Bright Spots

During 2022, the CIVICUS Monitor documented several instances where civic space is opening up and where states are making progress in improving their respect for civic freedoms. Civil society victories were documented even in countries with very repressive environments, showing that while challenges persist, civil society action continues to be a powerful and effective means of defending rights and advocating for their realisation.

Civil society as agent of positive change

Freedom of expression was protected in Australia, amid ongoing campaigning by civil society, when the Labor government that came to power in May 2022 dropped a prosecution instituted against whistleblower and lawyer Bernard Collaery for revealing state spying on Timor-Leste during negotiations over oil and gas reserves in the Timor Sea in 2004.

In Sri Lanka, mass protests led to the resignation of President Gotabaya Rajapaksa, who presided over a climate of repression against activists, journalists and critics.

In Thailand, after many years of civil society campaigning, the authorities formally charged a former senior park ranger and three subordinates suspected of killing an ethnic Karen activist, Porlajee Rakchongcharoen, also known as Billy, in 2014. In Indonesia, activists have pushed the country’s human rights commission to investigate the killing of prominent human rights activist Munir Said Talib, who was fatally poisoned on an international flight in 2004. Although three people have been convicted of involvement in the killing, there are credible allegations that those responsible for ordering his assassination are still at large. After years of advocacy by activists and victims’ groups, the government finally acknowledged severe historical human rights violations.

In Hungary, a significant act of public protest, following a campaign by human rights groups, led to a referendum that was seeking endorsement for the government’s anti-LGBTQI+ agenda failing as the result of an organised boycott.

In Iraq, despite the dire situation, a resilient civil society has defied all odds to push back against government excesses by continuing to take collective action to call for accountability, social justice and the protection of human rights, particularly in regard to violations against protesters during mass protests in October 2021. In response to mounting pressure from civil society, in February 2022 the authorities arrested Lieutenant-Colonel Omar Nizar on charges of killing protesters during an infamous 2019 crackdown on protests.

Human rights defenders released

Civil society activists and journalists were released or acquitted in several countries.

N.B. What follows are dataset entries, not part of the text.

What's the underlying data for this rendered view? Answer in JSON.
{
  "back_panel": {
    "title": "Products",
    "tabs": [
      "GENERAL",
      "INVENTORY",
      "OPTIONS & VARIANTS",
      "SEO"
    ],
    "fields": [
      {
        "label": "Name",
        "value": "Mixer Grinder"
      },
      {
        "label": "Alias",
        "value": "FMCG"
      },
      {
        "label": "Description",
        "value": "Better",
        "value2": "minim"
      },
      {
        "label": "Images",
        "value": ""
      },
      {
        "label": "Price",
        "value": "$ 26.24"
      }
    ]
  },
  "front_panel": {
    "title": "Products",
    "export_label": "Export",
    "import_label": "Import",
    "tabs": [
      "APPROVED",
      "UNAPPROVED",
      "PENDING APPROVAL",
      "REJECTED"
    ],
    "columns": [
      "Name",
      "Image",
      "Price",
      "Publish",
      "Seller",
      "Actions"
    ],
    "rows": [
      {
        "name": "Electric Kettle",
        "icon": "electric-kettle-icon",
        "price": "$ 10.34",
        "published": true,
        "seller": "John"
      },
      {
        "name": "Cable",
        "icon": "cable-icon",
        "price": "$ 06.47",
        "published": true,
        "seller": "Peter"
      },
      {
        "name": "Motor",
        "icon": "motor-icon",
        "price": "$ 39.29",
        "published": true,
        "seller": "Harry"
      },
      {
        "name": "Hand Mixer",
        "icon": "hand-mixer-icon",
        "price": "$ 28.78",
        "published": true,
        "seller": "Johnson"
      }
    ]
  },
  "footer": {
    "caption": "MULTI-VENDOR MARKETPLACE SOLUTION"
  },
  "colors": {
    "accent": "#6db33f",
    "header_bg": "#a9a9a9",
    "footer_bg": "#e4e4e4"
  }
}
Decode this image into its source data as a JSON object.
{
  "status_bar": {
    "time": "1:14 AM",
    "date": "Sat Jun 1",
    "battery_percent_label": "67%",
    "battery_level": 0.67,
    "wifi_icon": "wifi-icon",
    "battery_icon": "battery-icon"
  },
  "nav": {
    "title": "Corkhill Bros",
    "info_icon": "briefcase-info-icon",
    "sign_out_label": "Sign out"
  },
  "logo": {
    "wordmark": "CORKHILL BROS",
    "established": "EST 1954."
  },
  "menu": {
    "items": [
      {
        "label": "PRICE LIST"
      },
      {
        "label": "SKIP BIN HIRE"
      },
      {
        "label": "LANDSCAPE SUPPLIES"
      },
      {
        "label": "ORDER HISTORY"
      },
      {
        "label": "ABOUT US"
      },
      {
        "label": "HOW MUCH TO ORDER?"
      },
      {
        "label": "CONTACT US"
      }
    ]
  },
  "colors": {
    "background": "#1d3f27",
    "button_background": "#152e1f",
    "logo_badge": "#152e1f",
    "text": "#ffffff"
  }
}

After two and a half years in pretrial detention, Honduras’s Guapinol and Sector San Pedro water defenders were finally released in February 2022 when the Supreme Court reviewed an appeal that challenged the constitutionality of the charges against them. The criminal charges brought against the group stemmed from their participation in protests in defence of local rivers impacted on by open-pit mining.

In Iran, woman HRD (WHRD) Atena Daemi was freed in January 2022 after her arrest and prosecution in 2014. Daemi, who campaigns for children’s and women’s rights, as well as abolition of the death penalty, was sentenced to five years in prison for ‘acting against national security’.

In Kuwait, the Criminal Division of the Court of First Instance acquitted the President of the Kuwait Association for Information Security, Dr Safaa Zaman, who had faced charges of broadcasting ‘false news’ and endangering the country's relationship with Egypt. The charges stemmed from statements made on a TV programme.

In Rwanda on 5 October 2022, a court acquitted three journalists who had been detained for four years. The three reporters for the YouTube-based outlet Iwacu – Damascene Mutuyimana, Shadrack Niyonsenga and Jean Baptiste Nshimiyima – were arrested on 9 October 2018 and charged with publishing a ‘fabricated’ image showing Rwandan President Paul Kagame, Ugandan President Yoweri Museveni and a former Rwandan army chief, now in exile, together.

Role of courts in protecting civic freedoms

While justice systems had a mixed track record in upholding civic space in 2022, the courts continued to be a vital forum where this space is protected. In the USA, lawsuits from racial justice groups resulted in security forces adopting positive policy changes on the policing of protests.

Civil society groups also frequently used strategic litigation to appeal to the justice system to push back against restrictive laws and demand recognition of their rights. In January 2022, Ecuador’s Constitutional Court handed down a ruling reaffirming Indigenous peoples’ right to free, prior and informed consent, creating what environmental group Amazon Frontlines said was ‘one of the most powerful legal precedents’ on the matter.

All of these positive changes resulted from the sustained efforts of rights advocates, which demonstrates the crucial role of civil society in serving as a check on excessive government control and a counter to repression.